**Input data**.
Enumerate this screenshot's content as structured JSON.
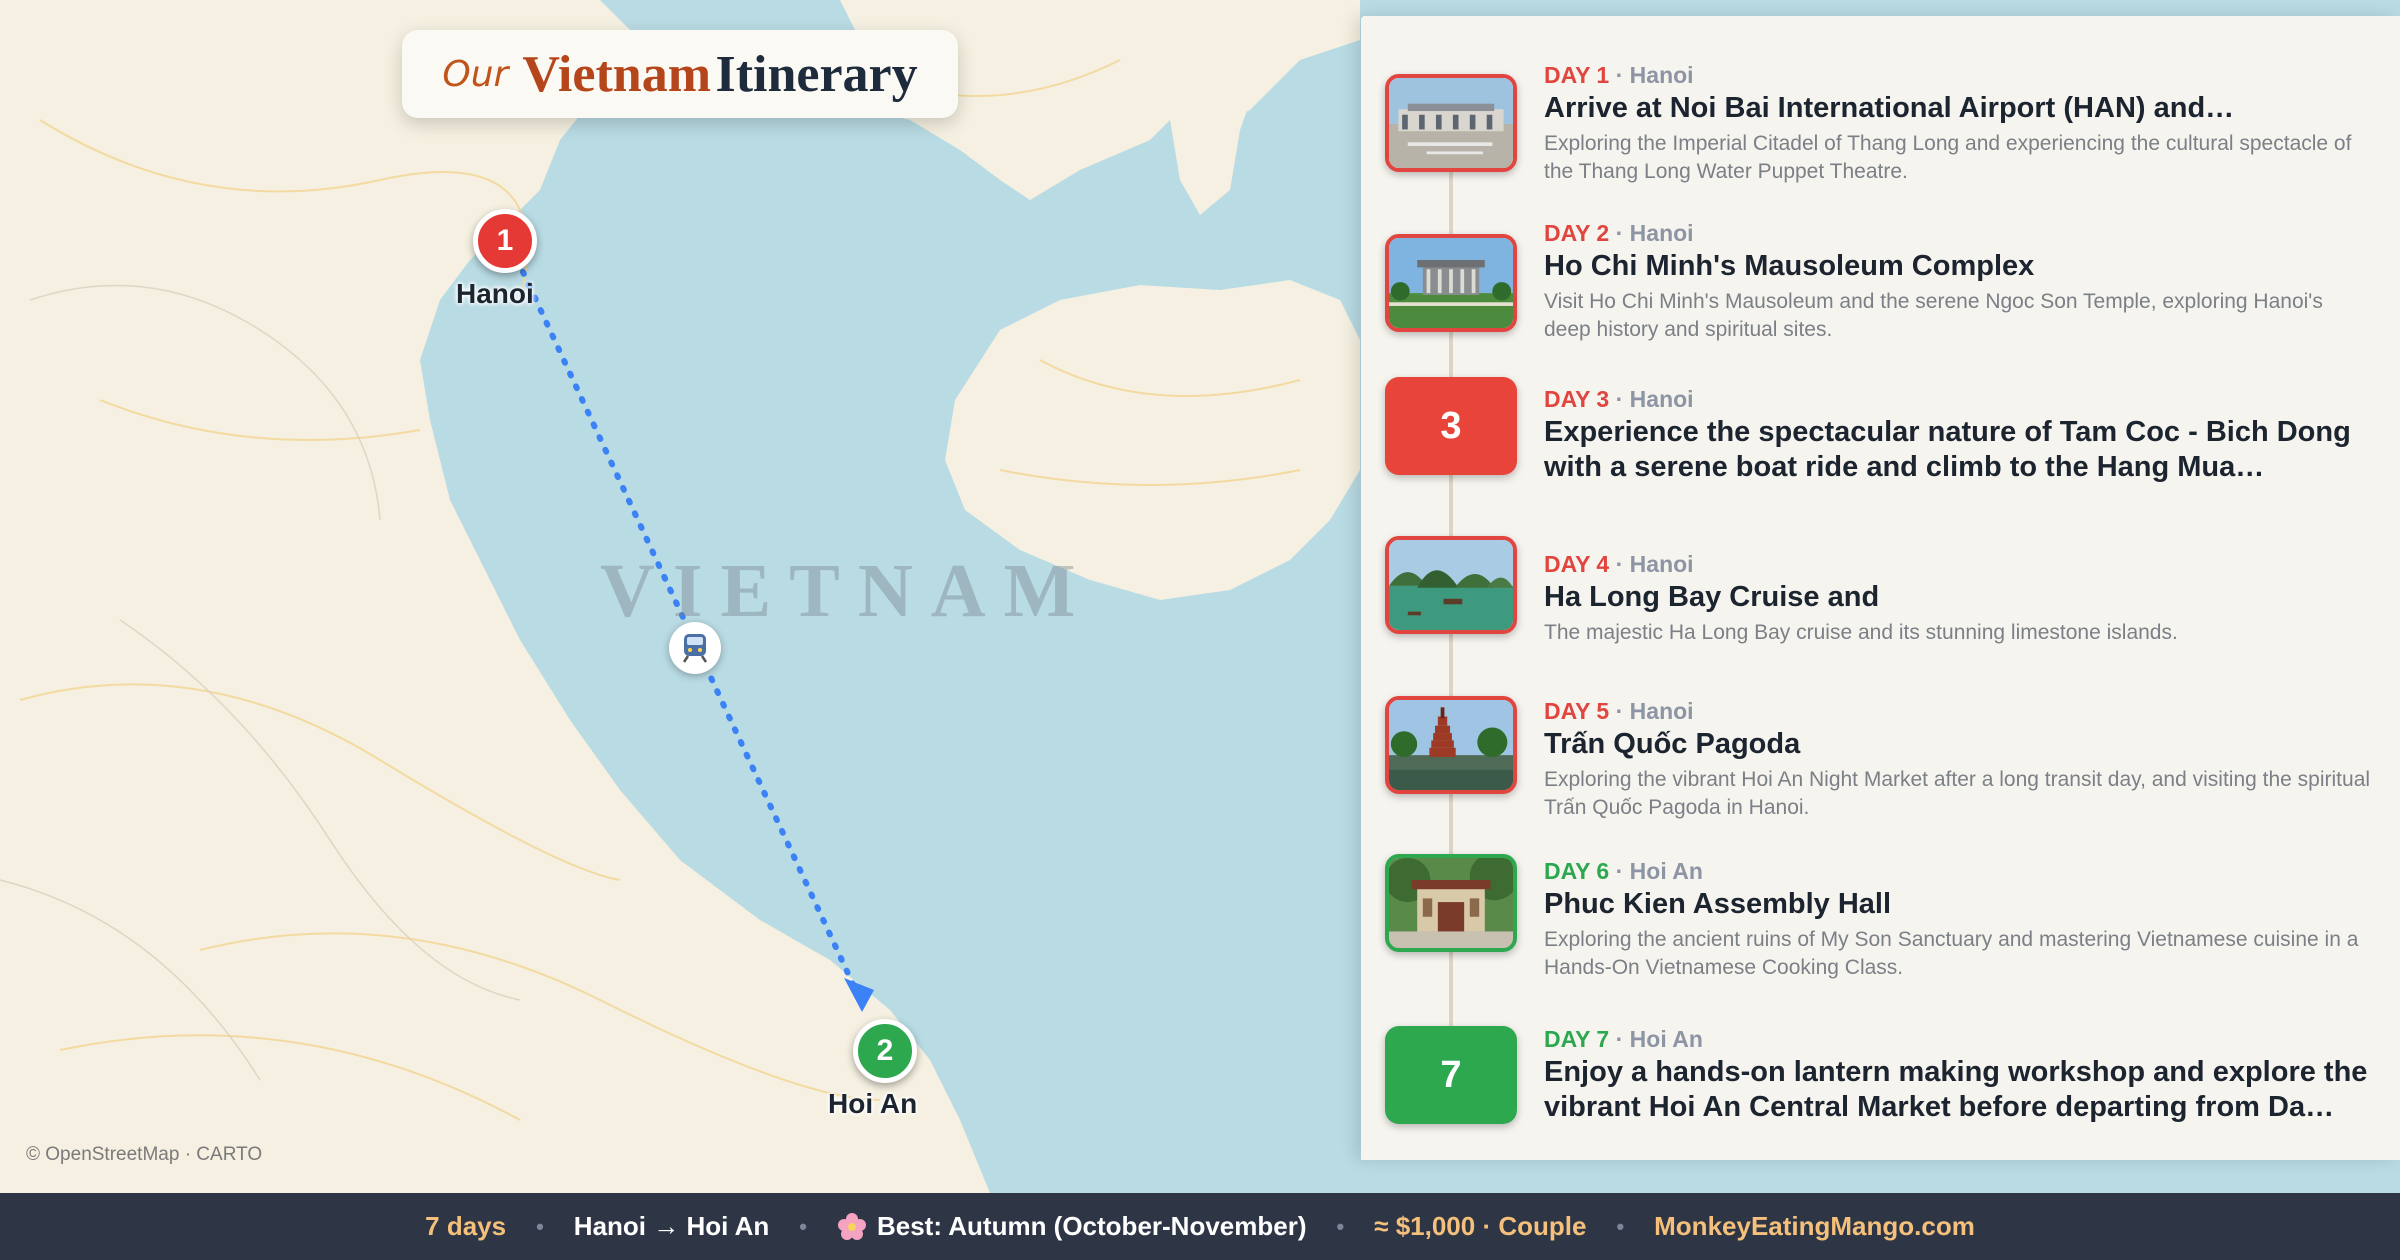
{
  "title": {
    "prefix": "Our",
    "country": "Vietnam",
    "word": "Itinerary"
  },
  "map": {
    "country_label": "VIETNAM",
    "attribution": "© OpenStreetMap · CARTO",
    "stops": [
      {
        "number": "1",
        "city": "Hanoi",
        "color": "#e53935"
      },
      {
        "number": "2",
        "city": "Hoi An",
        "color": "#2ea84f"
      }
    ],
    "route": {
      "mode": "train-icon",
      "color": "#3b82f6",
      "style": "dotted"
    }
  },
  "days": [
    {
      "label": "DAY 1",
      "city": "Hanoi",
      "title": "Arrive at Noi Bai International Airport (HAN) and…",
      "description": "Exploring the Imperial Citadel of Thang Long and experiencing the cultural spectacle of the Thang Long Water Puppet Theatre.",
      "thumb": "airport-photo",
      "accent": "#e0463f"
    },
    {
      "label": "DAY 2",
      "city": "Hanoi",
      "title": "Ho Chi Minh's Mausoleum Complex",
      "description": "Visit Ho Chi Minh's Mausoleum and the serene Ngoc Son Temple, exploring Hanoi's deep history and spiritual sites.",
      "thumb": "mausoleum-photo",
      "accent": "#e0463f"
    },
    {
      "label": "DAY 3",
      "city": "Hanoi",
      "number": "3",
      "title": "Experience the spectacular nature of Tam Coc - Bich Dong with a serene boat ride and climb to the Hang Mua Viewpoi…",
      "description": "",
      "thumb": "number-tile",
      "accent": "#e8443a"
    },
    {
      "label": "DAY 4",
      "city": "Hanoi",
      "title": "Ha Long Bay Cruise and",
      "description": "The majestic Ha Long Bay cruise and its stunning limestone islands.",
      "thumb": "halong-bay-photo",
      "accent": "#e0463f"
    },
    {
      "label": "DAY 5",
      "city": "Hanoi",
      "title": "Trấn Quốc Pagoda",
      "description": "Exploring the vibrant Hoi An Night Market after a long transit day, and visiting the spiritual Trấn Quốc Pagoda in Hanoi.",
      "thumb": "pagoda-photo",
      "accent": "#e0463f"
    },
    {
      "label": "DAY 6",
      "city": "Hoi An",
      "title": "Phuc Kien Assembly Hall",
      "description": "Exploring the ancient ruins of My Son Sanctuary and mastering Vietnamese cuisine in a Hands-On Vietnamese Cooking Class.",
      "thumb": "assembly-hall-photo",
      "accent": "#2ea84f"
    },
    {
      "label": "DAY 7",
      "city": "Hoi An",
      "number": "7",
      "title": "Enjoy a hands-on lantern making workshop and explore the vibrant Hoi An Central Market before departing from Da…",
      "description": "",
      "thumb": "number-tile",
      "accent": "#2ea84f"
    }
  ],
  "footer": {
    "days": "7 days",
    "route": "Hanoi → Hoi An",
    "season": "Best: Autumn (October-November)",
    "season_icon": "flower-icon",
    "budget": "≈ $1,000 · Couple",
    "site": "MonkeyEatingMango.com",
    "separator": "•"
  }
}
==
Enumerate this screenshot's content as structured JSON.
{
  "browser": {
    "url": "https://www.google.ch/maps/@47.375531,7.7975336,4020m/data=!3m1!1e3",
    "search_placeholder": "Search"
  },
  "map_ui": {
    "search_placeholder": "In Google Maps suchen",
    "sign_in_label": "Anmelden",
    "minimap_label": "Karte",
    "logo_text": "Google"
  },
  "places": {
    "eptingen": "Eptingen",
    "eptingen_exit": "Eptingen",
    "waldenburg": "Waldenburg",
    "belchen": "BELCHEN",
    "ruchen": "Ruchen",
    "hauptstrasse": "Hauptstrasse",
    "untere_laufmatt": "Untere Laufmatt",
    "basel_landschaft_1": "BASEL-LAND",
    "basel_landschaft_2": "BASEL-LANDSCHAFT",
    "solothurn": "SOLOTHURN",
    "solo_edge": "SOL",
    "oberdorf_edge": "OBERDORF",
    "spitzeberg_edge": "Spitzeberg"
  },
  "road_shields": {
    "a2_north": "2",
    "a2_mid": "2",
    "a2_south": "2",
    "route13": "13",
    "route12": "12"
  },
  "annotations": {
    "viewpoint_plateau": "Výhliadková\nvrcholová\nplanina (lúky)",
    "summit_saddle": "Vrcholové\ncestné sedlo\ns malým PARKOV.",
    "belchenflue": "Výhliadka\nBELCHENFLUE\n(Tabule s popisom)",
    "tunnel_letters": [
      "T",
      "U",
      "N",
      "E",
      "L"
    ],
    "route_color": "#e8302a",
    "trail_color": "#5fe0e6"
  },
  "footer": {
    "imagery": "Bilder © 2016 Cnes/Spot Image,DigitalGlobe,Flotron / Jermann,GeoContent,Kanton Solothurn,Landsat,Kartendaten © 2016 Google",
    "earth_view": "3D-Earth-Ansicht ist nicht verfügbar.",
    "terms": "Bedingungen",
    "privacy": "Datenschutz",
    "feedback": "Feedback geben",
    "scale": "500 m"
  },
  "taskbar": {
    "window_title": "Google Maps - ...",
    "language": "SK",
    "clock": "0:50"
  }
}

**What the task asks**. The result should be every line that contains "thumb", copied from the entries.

**Written response**.
      "thumb": "airport-photo",
      "thumb": "mausoleum-photo",
      "thumb": "number-tile",
      "thumb": "halong-bay-photo",
      "thumb": "pagoda-photo",
      "thumb": "assembly-hall-photo",
      "thumb": "number-tile",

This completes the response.